The task
Your task is to repeat each record verbatim, exactly as it was written.

Input data
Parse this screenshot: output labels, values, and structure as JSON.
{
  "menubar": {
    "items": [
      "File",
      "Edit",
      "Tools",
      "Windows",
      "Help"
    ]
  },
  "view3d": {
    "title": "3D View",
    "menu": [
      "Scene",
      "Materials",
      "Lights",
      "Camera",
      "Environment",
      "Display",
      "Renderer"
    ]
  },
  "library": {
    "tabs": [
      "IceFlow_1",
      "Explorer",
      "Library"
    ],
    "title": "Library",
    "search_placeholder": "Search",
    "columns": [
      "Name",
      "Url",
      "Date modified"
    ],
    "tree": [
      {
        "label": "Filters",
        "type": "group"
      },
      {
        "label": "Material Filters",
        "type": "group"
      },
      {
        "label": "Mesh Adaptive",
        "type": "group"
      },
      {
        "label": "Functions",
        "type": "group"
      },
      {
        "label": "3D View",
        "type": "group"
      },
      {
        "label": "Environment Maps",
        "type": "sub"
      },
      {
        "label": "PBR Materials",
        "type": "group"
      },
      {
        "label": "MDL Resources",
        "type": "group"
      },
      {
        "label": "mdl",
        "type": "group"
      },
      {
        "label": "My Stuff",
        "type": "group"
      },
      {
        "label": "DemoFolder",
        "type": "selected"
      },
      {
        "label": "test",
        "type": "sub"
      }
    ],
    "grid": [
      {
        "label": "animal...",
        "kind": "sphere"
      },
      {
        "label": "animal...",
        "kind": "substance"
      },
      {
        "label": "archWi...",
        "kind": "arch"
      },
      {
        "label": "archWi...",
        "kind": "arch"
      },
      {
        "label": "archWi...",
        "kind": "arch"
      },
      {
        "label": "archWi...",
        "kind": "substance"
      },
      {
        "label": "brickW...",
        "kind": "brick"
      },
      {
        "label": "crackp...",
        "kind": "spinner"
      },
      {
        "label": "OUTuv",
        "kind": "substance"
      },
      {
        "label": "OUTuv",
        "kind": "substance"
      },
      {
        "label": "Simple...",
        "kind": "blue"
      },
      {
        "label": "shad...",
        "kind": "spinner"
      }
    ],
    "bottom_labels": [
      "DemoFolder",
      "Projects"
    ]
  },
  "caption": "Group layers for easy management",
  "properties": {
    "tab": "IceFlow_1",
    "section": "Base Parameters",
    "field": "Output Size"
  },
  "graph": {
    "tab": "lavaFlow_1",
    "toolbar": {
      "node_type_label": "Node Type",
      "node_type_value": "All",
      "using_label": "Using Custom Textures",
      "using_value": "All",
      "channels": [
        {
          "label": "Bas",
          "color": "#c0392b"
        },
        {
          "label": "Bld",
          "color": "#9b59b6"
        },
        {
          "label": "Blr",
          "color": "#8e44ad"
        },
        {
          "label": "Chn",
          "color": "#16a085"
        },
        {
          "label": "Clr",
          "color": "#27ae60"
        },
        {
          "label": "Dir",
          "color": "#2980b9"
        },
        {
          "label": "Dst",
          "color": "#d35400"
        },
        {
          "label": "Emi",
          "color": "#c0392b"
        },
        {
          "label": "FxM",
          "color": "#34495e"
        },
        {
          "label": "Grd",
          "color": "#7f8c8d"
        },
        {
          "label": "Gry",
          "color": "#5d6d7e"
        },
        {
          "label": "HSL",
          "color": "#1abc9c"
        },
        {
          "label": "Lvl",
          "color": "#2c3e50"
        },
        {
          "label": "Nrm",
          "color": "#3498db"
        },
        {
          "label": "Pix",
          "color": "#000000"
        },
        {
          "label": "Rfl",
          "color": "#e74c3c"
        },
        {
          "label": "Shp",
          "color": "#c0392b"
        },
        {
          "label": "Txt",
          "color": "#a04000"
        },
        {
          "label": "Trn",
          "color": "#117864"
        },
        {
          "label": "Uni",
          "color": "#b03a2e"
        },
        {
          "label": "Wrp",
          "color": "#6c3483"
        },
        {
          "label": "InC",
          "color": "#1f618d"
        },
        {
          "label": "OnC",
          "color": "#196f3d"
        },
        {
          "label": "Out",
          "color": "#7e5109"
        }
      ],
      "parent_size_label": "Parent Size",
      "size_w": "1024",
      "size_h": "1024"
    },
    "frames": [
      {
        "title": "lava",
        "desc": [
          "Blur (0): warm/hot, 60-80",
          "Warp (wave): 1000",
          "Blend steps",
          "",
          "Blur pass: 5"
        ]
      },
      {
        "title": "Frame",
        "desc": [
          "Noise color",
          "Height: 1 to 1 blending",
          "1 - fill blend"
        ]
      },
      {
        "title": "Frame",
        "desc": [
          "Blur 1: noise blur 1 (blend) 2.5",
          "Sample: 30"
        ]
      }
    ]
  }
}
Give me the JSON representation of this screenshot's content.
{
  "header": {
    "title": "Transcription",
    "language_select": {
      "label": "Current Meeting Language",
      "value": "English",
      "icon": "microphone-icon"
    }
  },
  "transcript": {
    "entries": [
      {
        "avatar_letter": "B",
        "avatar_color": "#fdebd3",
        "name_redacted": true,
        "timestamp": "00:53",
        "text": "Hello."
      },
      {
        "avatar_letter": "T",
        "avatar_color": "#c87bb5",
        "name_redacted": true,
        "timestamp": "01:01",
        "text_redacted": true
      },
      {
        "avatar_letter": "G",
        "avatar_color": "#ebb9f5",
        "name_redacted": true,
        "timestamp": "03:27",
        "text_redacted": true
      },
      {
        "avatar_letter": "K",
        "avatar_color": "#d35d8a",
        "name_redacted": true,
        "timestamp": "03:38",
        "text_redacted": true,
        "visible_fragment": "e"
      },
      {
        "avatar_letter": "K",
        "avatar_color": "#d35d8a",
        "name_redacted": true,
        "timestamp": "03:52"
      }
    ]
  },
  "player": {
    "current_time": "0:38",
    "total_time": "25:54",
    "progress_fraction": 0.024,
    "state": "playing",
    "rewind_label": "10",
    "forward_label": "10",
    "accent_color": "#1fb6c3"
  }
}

Exercise response
Parse this screenshot: output labels, values, and structure as JSON.
{
  "menubar": {
    "items": [
      "File",
      "Edit",
      "Tools",
      "Windows",
      "Help"
    ]
  },
  "view3d": {
    "title": "3D View",
    "menu": [
      "Scene",
      "Materials",
      "Lights",
      "Camera",
      "Environment",
      "Display",
      "Renderer"
    ]
  },
  "library": {
    "tabs": [
      "IceFlow_1",
      "Explorer",
      "Library"
    ],
    "title": "Library",
    "search_placeholder": "Search",
    "columns": [
      "Name",
      "Url",
      "Date modified"
    ],
    "tree": [
      {
        "label": "Filters",
        "type": "group"
      },
      {
        "label": "Material Filters",
        "type": "group"
      },
      {
        "label": "Mesh Adaptive",
        "type": "group"
      },
      {
        "label": "Functions",
        "type": "group"
      },
      {
        "label": "3D View",
        "type": "group"
      },
      {
        "label": "Environment Maps",
        "type": "sub"
      },
      {
        "label": "PBR Materials",
        "type": "group"
      },
      {
        "label": "MDL Resources",
        "type": "group"
      },
      {
        "label": "mdl",
        "type": "group"
      },
      {
        "label": "My Stuff",
        "type": "group"
      },
      {
        "label": "DemoFolder",
        "type": "selected"
      },
      {
        "label": "test",
        "type": "sub"
      }
    ],
    "grid": [
      {
        "label": "animal...",
        "kind": "sphere"
      },
      {
        "label": "animal...",
        "kind": "substance"
      },
      {
        "label": "archWi...",
        "kind": "arch"
      },
      {
        "label": "archWi...",
        "kind": "arch"
      },
      {
        "label": "archWi...",
        "kind": "arch"
      },
      {
        "label": "archWi...",
        "kind": "substance"
      },
      {
        "label": "brickW...",
        "kind": "brick"
      },
      {
        "label": "crackp...",
        "kind": "spinner"
      },
      {
        "label": "OUTuv",
        "kind": "substance"
      },
      {
        "label": "OUTuv",
        "kind": "substance"
      },
      {
        "label": "Simple...",
        "kind": "blue"
      },
      {
        "label": "shad...",
        "kind": "spinner"
      }
    ],
    "bottom_labels": [
      "DemoFolder",
      "Projects"
    ]
  },
  "caption": "Group layers for easy management",
  "properties": {
    "tab": "IceFlow_1",
    "section": "Base Parameters",
    "field": "Output Size"
  },
  "graph": {
    "tab": "lavaFlow_1",
    "toolbar": {
      "node_type_label": "Node Type",
      "node_type_value": "All",
      "using_label": "Using Custom Textures",
      "using_value": "All",
      "channels": [
        {
          "label": "Bas",
          "color": "#c0392b"
        },
        {
          "label": "Bld",
          "color": "#9b59b6"
        },
        {
          "label": "Blr",
          "color": "#8e44ad"
        },
        {
          "label": "Chn",
          "color": "#16a085"
        },
        {
          "label": "Clr",
          "color": "#27ae60"
        },
        {
          "label": "Dir",
          "color": "#2980b9"
        },
        {
          "label": "Dst",
          "color": "#d35400"
        },
        {
          "label": "Emi",
          "color": "#c0392b"
        },
        {
          "label": "FxM",
          "color": "#34495e"
        },
        {
          "label": "Grd",
          "color": "#7f8c8d"
        },
        {
          "label": "Gry",
          "color": "#5d6d7e"
        },
        {
          "label": "HSL",
          "color": "#1abc9c"
        },
        {
          "label": "Lvl",
          "color": "#2c3e50"
        },
        {
          "label": "Nrm",
          "color": "#3498db"
        },
        {
          "label": "Pix",
          "color": "#000000"
        },
        {
          "label": "Rfl",
          "color": "#e74c3c"
        },
        {
          "label": "Shp",
          "color": "#c0392b"
        },
        {
          "label": "Txt",
          "color": "#a04000"
        },
        {
          "label": "Trn",
          "color": "#117864"
        },
        {
          "label": "Uni",
          "color": "#b03a2e"
        },
        {
          "label": "Wrp",
          "color": "#6c3483"
        },
        {
          "label": "InC",
          "color": "#1f618d"
        },
        {
          "label": "OnC",
          "color": "#196f3d"
        },
        {
          "label": "Out",
          "color": "#7e5109"
        }
      ],
      "parent_size_label": "Parent Size",
      "size_w": "1024",
      "size_h": "1024"
    },
    "frames": [
      {
        "title": "lava",
        "desc": [
          "Blur (0): warm/hot, 60-80",
          "Warp (wave): 1000",
          "Blend steps",
          "",
          "Blur pass: 5"
        ]
      },
      {
        "title": "Frame",
        "desc": [
          "Noise color",
          "Height: 1 to 1 blending",
          "1 - fill blend"
        ]
      },
      {
        "title": "Frame",
        "desc": [
          "Blur 1: noise blur 1 (blend) 2.5",
          "Sample: 30"
        ]
      }
    ]
  }
}
Give me the JSON representation of this screenshot's content.
{
  "header": {
    "title": "Transcription",
    "language_select": {
      "label": "Current Meeting Language",
      "value": "English",
      "icon": "microphone-icon"
    }
  },
  "transcript": {
    "entries": [
      {
        "avatar_letter": "B",
        "avatar_color": "#fdebd3",
        "name_redacted": true,
        "timestamp": "00:53",
        "text": "Hello."
      },
      {
        "avatar_letter": "T",
        "avatar_color": "#c87bb5",
        "name_redacted": true,
        "timestamp": "01:01",
        "text_redacted": true
      },
      {
        "avatar_letter": "G",
        "avatar_color": "#ebb9f5",
        "name_redacted": true,
        "timestamp": "03:27",
        "text_redacted": true
      },
      {
        "avatar_letter": "K",
        "avatar_color": "#d35d8a",
        "name_redacted": true,
        "timestamp": "03:38",
        "text_redacted": true,
        "visible_fragment": "e"
      },
      {
        "avatar_letter": "K",
        "avatar_color": "#d35d8a",
        "name_redacted": true,
        "timestamp": "03:52"
      }
    ]
  },
  "player": {
    "current_time": "0:38",
    "total_time": "25:54",
    "progress_fraction": 0.024,
    "state": "playing",
    "rewind_label": "10",
    "forward_label": "10",
    "accent_color": "#1fb6c3"
  }
}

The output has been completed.